→ **What the task asks**
Search the records that follow and extract every line containing the string "gear".

→ **App and web page records**
.....

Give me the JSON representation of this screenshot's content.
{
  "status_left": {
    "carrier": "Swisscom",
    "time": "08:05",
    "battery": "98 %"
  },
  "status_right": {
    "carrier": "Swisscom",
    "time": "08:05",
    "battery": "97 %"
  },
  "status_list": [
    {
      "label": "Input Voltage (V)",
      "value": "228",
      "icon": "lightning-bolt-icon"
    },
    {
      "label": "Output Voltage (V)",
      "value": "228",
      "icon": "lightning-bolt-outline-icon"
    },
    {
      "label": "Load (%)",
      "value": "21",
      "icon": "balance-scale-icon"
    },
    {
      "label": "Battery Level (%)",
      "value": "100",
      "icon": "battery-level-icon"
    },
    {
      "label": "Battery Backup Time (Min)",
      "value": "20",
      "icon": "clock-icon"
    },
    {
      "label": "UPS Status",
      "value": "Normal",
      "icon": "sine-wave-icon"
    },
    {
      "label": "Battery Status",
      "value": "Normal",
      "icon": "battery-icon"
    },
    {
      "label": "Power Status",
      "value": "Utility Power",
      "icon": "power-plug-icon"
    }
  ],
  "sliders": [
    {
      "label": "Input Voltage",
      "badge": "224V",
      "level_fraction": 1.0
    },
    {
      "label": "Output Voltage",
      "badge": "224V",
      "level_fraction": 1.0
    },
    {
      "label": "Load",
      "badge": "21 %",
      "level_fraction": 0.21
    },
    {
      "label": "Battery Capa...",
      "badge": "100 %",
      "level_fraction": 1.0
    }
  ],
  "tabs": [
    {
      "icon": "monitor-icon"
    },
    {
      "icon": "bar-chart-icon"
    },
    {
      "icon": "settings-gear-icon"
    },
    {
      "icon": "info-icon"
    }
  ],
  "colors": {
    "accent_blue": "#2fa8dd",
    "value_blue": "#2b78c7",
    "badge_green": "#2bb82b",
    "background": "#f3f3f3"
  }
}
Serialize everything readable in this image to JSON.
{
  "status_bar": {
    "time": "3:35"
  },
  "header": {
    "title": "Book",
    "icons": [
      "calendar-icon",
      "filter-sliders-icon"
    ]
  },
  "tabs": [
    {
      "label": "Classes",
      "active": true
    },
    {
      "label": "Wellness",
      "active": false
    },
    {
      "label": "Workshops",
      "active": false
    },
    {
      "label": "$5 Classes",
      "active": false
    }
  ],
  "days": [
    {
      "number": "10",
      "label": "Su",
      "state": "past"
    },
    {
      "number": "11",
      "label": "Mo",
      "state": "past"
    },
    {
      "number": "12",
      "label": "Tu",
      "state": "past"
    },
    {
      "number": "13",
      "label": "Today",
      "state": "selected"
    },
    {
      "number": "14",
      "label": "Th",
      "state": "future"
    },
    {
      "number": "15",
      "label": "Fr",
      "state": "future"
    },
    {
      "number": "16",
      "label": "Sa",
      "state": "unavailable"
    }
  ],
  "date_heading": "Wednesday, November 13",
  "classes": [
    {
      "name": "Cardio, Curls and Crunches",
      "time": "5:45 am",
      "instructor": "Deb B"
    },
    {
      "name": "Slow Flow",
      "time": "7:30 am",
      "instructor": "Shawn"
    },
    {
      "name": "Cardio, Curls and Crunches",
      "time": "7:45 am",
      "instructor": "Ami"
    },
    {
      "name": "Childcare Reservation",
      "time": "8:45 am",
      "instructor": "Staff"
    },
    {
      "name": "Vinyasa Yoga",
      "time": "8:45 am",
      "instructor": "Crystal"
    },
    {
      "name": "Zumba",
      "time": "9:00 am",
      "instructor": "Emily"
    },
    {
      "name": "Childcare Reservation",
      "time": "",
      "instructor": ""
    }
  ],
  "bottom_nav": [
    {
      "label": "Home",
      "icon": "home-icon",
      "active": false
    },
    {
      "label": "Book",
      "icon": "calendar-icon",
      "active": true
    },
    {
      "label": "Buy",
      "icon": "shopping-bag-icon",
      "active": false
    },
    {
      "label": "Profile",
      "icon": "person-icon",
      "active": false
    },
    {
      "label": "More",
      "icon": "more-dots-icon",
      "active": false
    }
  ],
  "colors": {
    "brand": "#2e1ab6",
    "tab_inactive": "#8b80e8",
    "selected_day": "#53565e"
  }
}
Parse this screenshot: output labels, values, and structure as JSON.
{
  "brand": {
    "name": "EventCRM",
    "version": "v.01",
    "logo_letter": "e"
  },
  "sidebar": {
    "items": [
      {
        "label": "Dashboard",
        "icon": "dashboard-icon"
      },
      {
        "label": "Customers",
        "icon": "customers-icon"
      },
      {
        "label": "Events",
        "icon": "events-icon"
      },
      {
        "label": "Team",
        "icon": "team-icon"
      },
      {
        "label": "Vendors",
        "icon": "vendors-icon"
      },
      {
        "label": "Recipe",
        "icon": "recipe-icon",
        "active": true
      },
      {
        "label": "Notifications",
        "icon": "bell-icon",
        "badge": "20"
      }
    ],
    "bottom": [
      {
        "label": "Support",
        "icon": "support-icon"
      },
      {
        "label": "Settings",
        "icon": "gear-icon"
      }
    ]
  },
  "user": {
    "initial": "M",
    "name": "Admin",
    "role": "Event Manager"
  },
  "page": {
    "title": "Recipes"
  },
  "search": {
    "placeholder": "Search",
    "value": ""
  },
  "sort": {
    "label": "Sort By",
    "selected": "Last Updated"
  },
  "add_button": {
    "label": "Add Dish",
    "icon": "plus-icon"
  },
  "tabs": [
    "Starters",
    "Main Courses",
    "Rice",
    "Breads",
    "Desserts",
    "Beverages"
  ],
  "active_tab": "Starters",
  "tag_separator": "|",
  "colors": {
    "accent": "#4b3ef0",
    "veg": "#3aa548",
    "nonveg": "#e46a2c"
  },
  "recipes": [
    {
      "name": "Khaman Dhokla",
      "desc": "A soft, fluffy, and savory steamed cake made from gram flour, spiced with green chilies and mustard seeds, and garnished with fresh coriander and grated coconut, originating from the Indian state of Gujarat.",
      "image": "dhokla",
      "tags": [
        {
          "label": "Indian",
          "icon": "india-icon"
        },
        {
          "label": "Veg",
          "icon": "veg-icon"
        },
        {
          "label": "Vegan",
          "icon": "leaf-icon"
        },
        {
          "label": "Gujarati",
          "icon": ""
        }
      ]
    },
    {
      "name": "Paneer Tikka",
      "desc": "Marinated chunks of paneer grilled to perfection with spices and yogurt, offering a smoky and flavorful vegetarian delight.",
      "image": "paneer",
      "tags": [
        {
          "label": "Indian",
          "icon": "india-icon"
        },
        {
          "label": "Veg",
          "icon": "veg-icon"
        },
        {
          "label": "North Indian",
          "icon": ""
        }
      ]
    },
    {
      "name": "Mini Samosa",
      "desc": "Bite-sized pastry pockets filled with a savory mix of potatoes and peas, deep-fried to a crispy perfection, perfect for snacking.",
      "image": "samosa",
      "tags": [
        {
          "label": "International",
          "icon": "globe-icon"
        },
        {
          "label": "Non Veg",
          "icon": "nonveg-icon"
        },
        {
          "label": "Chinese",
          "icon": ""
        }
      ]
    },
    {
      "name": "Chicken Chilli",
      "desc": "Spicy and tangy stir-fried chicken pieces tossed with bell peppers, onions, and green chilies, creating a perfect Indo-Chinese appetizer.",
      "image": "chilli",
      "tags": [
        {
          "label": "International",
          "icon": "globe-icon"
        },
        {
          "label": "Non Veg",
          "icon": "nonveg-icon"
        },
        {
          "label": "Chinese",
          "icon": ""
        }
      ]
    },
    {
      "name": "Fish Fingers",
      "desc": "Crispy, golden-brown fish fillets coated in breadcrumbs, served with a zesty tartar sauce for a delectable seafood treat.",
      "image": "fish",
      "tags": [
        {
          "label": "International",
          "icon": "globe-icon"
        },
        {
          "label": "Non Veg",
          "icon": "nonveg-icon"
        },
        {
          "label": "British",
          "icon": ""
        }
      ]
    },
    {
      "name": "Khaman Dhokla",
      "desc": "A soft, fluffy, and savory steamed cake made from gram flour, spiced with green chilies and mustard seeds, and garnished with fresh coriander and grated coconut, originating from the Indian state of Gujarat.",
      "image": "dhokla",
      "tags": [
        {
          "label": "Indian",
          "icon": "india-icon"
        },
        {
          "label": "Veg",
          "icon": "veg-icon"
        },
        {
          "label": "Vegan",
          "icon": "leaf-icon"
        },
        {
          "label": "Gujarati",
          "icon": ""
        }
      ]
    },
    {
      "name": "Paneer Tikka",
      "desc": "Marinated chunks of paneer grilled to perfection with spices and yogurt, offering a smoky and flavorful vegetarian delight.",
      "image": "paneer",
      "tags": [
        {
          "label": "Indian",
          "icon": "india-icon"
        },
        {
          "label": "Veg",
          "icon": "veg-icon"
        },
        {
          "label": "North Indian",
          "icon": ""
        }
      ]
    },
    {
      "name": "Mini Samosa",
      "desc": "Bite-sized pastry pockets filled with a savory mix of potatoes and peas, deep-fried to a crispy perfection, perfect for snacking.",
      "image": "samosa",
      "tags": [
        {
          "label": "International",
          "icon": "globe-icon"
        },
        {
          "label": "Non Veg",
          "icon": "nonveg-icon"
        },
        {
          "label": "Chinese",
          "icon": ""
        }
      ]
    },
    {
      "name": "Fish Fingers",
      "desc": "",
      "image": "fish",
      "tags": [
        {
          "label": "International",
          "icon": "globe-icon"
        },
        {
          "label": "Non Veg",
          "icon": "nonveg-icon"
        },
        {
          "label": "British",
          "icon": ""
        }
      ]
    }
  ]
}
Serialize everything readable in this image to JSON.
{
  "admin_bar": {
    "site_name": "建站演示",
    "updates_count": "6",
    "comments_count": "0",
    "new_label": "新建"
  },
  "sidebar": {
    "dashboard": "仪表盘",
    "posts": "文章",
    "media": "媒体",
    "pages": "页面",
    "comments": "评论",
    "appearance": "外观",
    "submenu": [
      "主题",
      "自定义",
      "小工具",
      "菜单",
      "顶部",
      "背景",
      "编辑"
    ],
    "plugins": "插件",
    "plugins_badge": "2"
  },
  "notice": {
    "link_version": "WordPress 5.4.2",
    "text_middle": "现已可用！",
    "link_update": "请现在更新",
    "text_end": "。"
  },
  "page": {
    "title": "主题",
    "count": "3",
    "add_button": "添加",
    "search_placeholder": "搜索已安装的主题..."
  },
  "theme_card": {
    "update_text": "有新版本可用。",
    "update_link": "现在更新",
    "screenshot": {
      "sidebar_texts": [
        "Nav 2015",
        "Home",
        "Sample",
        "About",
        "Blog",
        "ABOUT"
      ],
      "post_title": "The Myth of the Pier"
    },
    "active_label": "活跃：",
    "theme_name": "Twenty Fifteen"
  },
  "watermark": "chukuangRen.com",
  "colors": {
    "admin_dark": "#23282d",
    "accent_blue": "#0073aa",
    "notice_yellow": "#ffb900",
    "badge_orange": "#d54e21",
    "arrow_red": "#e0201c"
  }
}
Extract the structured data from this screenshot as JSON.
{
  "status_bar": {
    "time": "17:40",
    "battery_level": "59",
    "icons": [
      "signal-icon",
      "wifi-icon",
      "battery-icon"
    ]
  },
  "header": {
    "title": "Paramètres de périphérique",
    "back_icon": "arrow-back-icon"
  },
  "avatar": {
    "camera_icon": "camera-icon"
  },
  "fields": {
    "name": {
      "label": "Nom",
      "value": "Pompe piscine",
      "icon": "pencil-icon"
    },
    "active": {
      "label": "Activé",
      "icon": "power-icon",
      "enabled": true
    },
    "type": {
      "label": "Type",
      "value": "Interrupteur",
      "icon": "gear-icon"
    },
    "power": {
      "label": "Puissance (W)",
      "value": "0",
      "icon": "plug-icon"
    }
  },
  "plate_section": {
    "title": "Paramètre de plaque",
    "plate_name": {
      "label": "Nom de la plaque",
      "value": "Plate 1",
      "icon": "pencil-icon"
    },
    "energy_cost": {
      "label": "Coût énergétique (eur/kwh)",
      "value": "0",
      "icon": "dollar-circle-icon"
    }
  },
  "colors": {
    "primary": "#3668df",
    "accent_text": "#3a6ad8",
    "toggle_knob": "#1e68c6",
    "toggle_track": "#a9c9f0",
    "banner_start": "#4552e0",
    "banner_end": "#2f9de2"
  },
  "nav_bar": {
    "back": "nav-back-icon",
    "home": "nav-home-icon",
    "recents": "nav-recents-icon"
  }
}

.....

→ **Response**
      "icon": "settings-gear-icon"
        "icon": "gear-icon"
      "icon": "gear-icon"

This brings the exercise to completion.